April 14th, 2013 at 6:18 pm

Posted in DevOps

Tagged with

  • OpenSSH has a `StrictHostKeyChecking` option which controls the behaviour when connecting to unknown hosts. You can always add unknown hosts automatically (`yes), never add automatically (`no`), or try asking whether to trust a new host (`ask`). The default on most systems is `ask`. (See `man 5 ssh_config` for details.)

    When a well-behaved Unix program needs to interact with a user — such as asking a question, taking a password, or using color codes designed for screens — the Unix program will first check whether it is connected to an interactive terminal. For example, look at what the `less` pager does when it’s not at the end of a pipeline: `fortune | less | head`. When `less` runs, its stdout is a pipe (the same pipe that `head` gets as stdin). `less` notices that this particular stdout is not a terminal, so skips the interactive behaviour (and works like `cat`). OpenSSH works the same way.

    When you ask Capistrano to allocate a pseudo-terminal, then the pipe that `cap` gives to subprocesses as stdin and stdout responds positively to `isatty()`. The end result? Programs like `less` and OpenSSH act as if they are connected to a terminal — because they are!

    I hope this helps.

  • Mark Needham

    Ah neat, so that last bit ties in with what Ian suggested on twitter –

    “@markhneedham my guess: perhaps the code is checking if a tty is attached?
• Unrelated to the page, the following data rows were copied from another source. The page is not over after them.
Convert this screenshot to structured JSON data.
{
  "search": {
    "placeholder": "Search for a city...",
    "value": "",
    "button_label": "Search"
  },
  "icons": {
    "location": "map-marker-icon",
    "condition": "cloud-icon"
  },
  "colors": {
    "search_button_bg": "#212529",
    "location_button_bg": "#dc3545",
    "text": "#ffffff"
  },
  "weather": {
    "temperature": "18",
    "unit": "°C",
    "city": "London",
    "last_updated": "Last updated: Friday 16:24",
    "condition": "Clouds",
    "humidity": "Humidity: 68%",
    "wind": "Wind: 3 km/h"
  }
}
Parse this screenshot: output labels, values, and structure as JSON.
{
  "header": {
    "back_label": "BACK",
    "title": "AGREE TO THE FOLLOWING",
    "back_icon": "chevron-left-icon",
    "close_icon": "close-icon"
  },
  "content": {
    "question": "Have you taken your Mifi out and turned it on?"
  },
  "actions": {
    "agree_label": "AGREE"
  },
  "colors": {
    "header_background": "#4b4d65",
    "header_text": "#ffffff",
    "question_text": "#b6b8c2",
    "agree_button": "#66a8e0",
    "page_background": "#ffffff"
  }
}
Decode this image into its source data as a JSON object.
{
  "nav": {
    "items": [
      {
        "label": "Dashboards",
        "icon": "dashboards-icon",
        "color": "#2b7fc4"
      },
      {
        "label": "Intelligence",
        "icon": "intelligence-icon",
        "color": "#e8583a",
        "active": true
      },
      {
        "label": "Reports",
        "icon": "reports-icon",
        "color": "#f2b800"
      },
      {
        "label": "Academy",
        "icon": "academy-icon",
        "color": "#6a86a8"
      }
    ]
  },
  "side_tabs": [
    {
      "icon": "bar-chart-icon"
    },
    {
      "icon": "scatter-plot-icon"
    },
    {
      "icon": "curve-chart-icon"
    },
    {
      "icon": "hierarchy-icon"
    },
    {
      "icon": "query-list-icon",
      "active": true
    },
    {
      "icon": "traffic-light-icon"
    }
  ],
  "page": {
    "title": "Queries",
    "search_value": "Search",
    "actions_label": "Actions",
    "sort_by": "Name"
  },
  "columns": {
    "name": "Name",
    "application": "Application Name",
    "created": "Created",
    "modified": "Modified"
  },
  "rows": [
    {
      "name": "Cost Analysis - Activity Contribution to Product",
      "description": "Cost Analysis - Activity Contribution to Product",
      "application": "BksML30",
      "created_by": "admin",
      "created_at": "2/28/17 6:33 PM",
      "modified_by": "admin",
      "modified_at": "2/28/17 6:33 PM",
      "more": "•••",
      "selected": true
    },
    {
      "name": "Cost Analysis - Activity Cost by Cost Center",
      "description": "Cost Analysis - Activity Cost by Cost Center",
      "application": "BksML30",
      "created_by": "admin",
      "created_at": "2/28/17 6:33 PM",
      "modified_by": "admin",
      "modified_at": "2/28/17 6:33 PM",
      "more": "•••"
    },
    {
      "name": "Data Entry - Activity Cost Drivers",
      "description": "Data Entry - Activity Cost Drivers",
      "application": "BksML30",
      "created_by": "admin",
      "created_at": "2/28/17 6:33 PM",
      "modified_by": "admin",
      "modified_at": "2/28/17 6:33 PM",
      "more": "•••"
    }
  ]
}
  • This article is quite interesting for explaining how tty’s came into being and runs through a few examples which are quite neat –